SUPPLIED DATA:
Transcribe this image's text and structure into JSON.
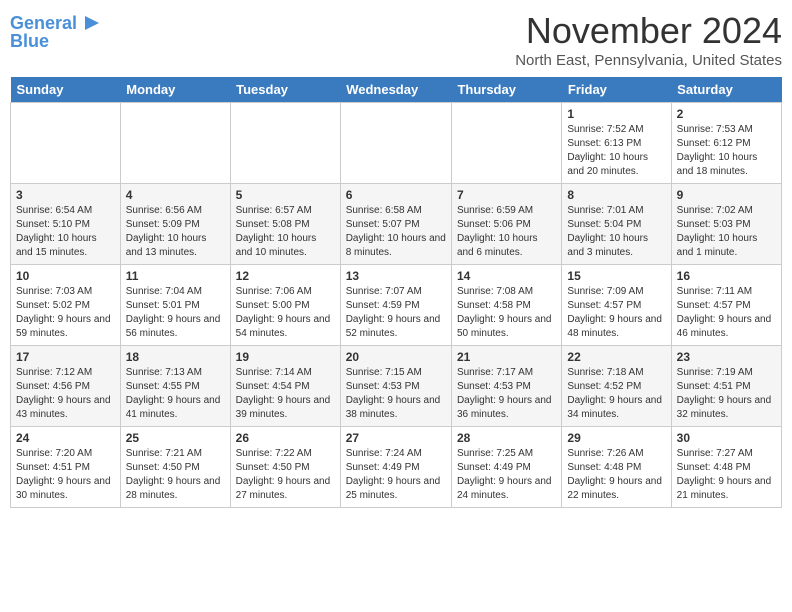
{
  "logo": {
    "line1": "General",
    "line2": "Blue"
  },
  "title": "November 2024",
  "location": "North East, Pennsylvania, United States",
  "days_of_week": [
    "Sunday",
    "Monday",
    "Tuesday",
    "Wednesday",
    "Thursday",
    "Friday",
    "Saturday"
  ],
  "weeks": [
    [
      {
        "day": "",
        "info": ""
      },
      {
        "day": "",
        "info": ""
      },
      {
        "day": "",
        "info": ""
      },
      {
        "day": "",
        "info": ""
      },
      {
        "day": "",
        "info": ""
      },
      {
        "day": "1",
        "info": "Sunrise: 7:52 AM\nSunset: 6:13 PM\nDaylight: 10 hours and 20 minutes."
      },
      {
        "day": "2",
        "info": "Sunrise: 7:53 AM\nSunset: 6:12 PM\nDaylight: 10 hours and 18 minutes."
      }
    ],
    [
      {
        "day": "3",
        "info": "Sunrise: 6:54 AM\nSunset: 5:10 PM\nDaylight: 10 hours and 15 minutes."
      },
      {
        "day": "4",
        "info": "Sunrise: 6:56 AM\nSunset: 5:09 PM\nDaylight: 10 hours and 13 minutes."
      },
      {
        "day": "5",
        "info": "Sunrise: 6:57 AM\nSunset: 5:08 PM\nDaylight: 10 hours and 10 minutes."
      },
      {
        "day": "6",
        "info": "Sunrise: 6:58 AM\nSunset: 5:07 PM\nDaylight: 10 hours and 8 minutes."
      },
      {
        "day": "7",
        "info": "Sunrise: 6:59 AM\nSunset: 5:06 PM\nDaylight: 10 hours and 6 minutes."
      },
      {
        "day": "8",
        "info": "Sunrise: 7:01 AM\nSunset: 5:04 PM\nDaylight: 10 hours and 3 minutes."
      },
      {
        "day": "9",
        "info": "Sunrise: 7:02 AM\nSunset: 5:03 PM\nDaylight: 10 hours and 1 minute."
      }
    ],
    [
      {
        "day": "10",
        "info": "Sunrise: 7:03 AM\nSunset: 5:02 PM\nDaylight: 9 hours and 59 minutes."
      },
      {
        "day": "11",
        "info": "Sunrise: 7:04 AM\nSunset: 5:01 PM\nDaylight: 9 hours and 56 minutes."
      },
      {
        "day": "12",
        "info": "Sunrise: 7:06 AM\nSunset: 5:00 PM\nDaylight: 9 hours and 54 minutes."
      },
      {
        "day": "13",
        "info": "Sunrise: 7:07 AM\nSunset: 4:59 PM\nDaylight: 9 hours and 52 minutes."
      },
      {
        "day": "14",
        "info": "Sunrise: 7:08 AM\nSunset: 4:58 PM\nDaylight: 9 hours and 50 minutes."
      },
      {
        "day": "15",
        "info": "Sunrise: 7:09 AM\nSunset: 4:57 PM\nDaylight: 9 hours and 48 minutes."
      },
      {
        "day": "16",
        "info": "Sunrise: 7:11 AM\nSunset: 4:57 PM\nDaylight: 9 hours and 46 minutes."
      }
    ],
    [
      {
        "day": "17",
        "info": "Sunrise: 7:12 AM\nSunset: 4:56 PM\nDaylight: 9 hours and 43 minutes."
      },
      {
        "day": "18",
        "info": "Sunrise: 7:13 AM\nSunset: 4:55 PM\nDaylight: 9 hours and 41 minutes."
      },
      {
        "day": "19",
        "info": "Sunrise: 7:14 AM\nSunset: 4:54 PM\nDaylight: 9 hours and 39 minutes."
      },
      {
        "day": "20",
        "info": "Sunrise: 7:15 AM\nSunset: 4:53 PM\nDaylight: 9 hours and 38 minutes."
      },
      {
        "day": "21",
        "info": "Sunrise: 7:17 AM\nSunset: 4:53 PM\nDaylight: 9 hours and 36 minutes."
      },
      {
        "day": "22",
        "info": "Sunrise: 7:18 AM\nSunset: 4:52 PM\nDaylight: 9 hours and 34 minutes."
      },
      {
        "day": "23",
        "info": "Sunrise: 7:19 AM\nSunset: 4:51 PM\nDaylight: 9 hours and 32 minutes."
      }
    ],
    [
      {
        "day": "24",
        "info": "Sunrise: 7:20 AM\nSunset: 4:51 PM\nDaylight: 9 hours and 30 minutes."
      },
      {
        "day": "25",
        "info": "Sunrise: 7:21 AM\nSunset: 4:50 PM\nDaylight: 9 hours and 28 minutes."
      },
      {
        "day": "26",
        "info": "Sunrise: 7:22 AM\nSunset: 4:50 PM\nDaylight: 9 hours and 27 minutes."
      },
      {
        "day": "27",
        "info": "Sunrise: 7:24 AM\nSunset: 4:49 PM\nDaylight: 9 hours and 25 minutes."
      },
      {
        "day": "28",
        "info": "Sunrise: 7:25 AM\nSunset: 4:49 PM\nDaylight: 9 hours and 24 minutes."
      },
      {
        "day": "29",
        "info": "Sunrise: 7:26 AM\nSunset: 4:48 PM\nDaylight: 9 hours and 22 minutes."
      },
      {
        "day": "30",
        "info": "Sunrise: 7:27 AM\nSunset: 4:48 PM\nDaylight: 9 hours and 21 minutes."
      }
    ]
  ]
}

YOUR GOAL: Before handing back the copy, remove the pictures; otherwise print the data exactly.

ANSWER SPACE:
Transcribe this image's text and structure into JSON.
{
  "logo": {
    "line1": "General",
    "line2": "Blue"
  },
  "title": "November 2024",
  "location": "North East, Pennsylvania, United States",
  "days_of_week": [
    "Sunday",
    "Monday",
    "Tuesday",
    "Wednesday",
    "Thursday",
    "Friday",
    "Saturday"
  ],
  "weeks": [
    [
      {
        "day": "",
        "info": ""
      },
      {
        "day": "",
        "info": ""
      },
      {
        "day": "",
        "info": ""
      },
      {
        "day": "",
        "info": ""
      },
      {
        "day": "",
        "info": ""
      },
      {
        "day": "1",
        "info": "Sunrise: 7:52 AM\nSunset: 6:13 PM\nDaylight: 10 hours and 20 minutes."
      },
      {
        "day": "2",
        "info": "Sunrise: 7:53 AM\nSunset: 6:12 PM\nDaylight: 10 hours and 18 minutes."
      }
    ],
    [
      {
        "day": "3",
        "info": "Sunrise: 6:54 AM\nSunset: 5:10 PM\nDaylight: 10 hours and 15 minutes."
      },
      {
        "day": "4",
        "info": "Sunrise: 6:56 AM\nSunset: 5:09 PM\nDaylight: 10 hours and 13 minutes."
      },
      {
        "day": "5",
        "info": "Sunrise: 6:57 AM\nSunset: 5:08 PM\nDaylight: 10 hours and 10 minutes."
      },
      {
        "day": "6",
        "info": "Sunrise: 6:58 AM\nSunset: 5:07 PM\nDaylight: 10 hours and 8 minutes."
      },
      {
        "day": "7",
        "info": "Sunrise: 6:59 AM\nSunset: 5:06 PM\nDaylight: 10 hours and 6 minutes."
      },
      {
        "day": "8",
        "info": "Sunrise: 7:01 AM\nSunset: 5:04 PM\nDaylight: 10 hours and 3 minutes."
      },
      {
        "day": "9",
        "info": "Sunrise: 7:02 AM\nSunset: 5:03 PM\nDaylight: 10 hours and 1 minute."
      }
    ],
    [
      {
        "day": "10",
        "info": "Sunrise: 7:03 AM\nSunset: 5:02 PM\nDaylight: 9 hours and 59 minutes."
      },
      {
        "day": "11",
        "info": "Sunrise: 7:04 AM\nSunset: 5:01 PM\nDaylight: 9 hours and 56 minutes."
      },
      {
        "day": "12",
        "info": "Sunrise: 7:06 AM\nSunset: 5:00 PM\nDaylight: 9 hours and 54 minutes."
      },
      {
        "day": "13",
        "info": "Sunrise: 7:07 AM\nSunset: 4:59 PM\nDaylight: 9 hours and 52 minutes."
      },
      {
        "day": "14",
        "info": "Sunrise: 7:08 AM\nSunset: 4:58 PM\nDaylight: 9 hours and 50 minutes."
      },
      {
        "day": "15",
        "info": "Sunrise: 7:09 AM\nSunset: 4:57 PM\nDaylight: 9 hours and 48 minutes."
      },
      {
        "day": "16",
        "info": "Sunrise: 7:11 AM\nSunset: 4:57 PM\nDaylight: 9 hours and 46 minutes."
      }
    ],
    [
      {
        "day": "17",
        "info": "Sunrise: 7:12 AM\nSunset: 4:56 PM\nDaylight: 9 hours and 43 minutes."
      },
      {
        "day": "18",
        "info": "Sunrise: 7:13 AM\nSunset: 4:55 PM\nDaylight: 9 hours and 41 minutes."
      },
      {
        "day": "19",
        "info": "Sunrise: 7:14 AM\nSunset: 4:54 PM\nDaylight: 9 hours and 39 minutes."
      },
      {
        "day": "20",
        "info": "Sunrise: 7:15 AM\nSunset: 4:53 PM\nDaylight: 9 hours and 38 minutes."
      },
      {
        "day": "21",
        "info": "Sunrise: 7:17 AM\nSunset: 4:53 PM\nDaylight: 9 hours and 36 minutes."
      },
      {
        "day": "22",
        "info": "Sunrise: 7:18 AM\nSunset: 4:52 PM\nDaylight: 9 hours and 34 minutes."
      },
      {
        "day": "23",
        "info": "Sunrise: 7:19 AM\nSunset: 4:51 PM\nDaylight: 9 hours and 32 minutes."
      }
    ],
    [
      {
        "day": "24",
        "info": "Sunrise: 7:20 AM\nSunset: 4:51 PM\nDaylight: 9 hours and 30 minutes."
      },
      {
        "day": "25",
        "info": "Sunrise: 7:21 AM\nSunset: 4:50 PM\nDaylight: 9 hours and 28 minutes."
      },
      {
        "day": "26",
        "info": "Sunrise: 7:22 AM\nSunset: 4:50 PM\nDaylight: 9 hours and 27 minutes."
      },
      {
        "day": "27",
        "info": "Sunrise: 7:24 AM\nSunset: 4:49 PM\nDaylight: 9 hours and 25 minutes."
      },
      {
        "day": "28",
        "info": "Sunrise: 7:25 AM\nSunset: 4:49 PM\nDaylight: 9 hours and 24 minutes."
      },
      {
        "day": "29",
        "info": "Sunrise: 7:26 AM\nSunset: 4:48 PM\nDaylight: 9 hours and 22 minutes."
      },
      {
        "day": "30",
        "info": "Sunrise: 7:27 AM\nSunset: 4:48 PM\nDaylight: 9 hours and 21 minutes."
      }
    ]
  ]
}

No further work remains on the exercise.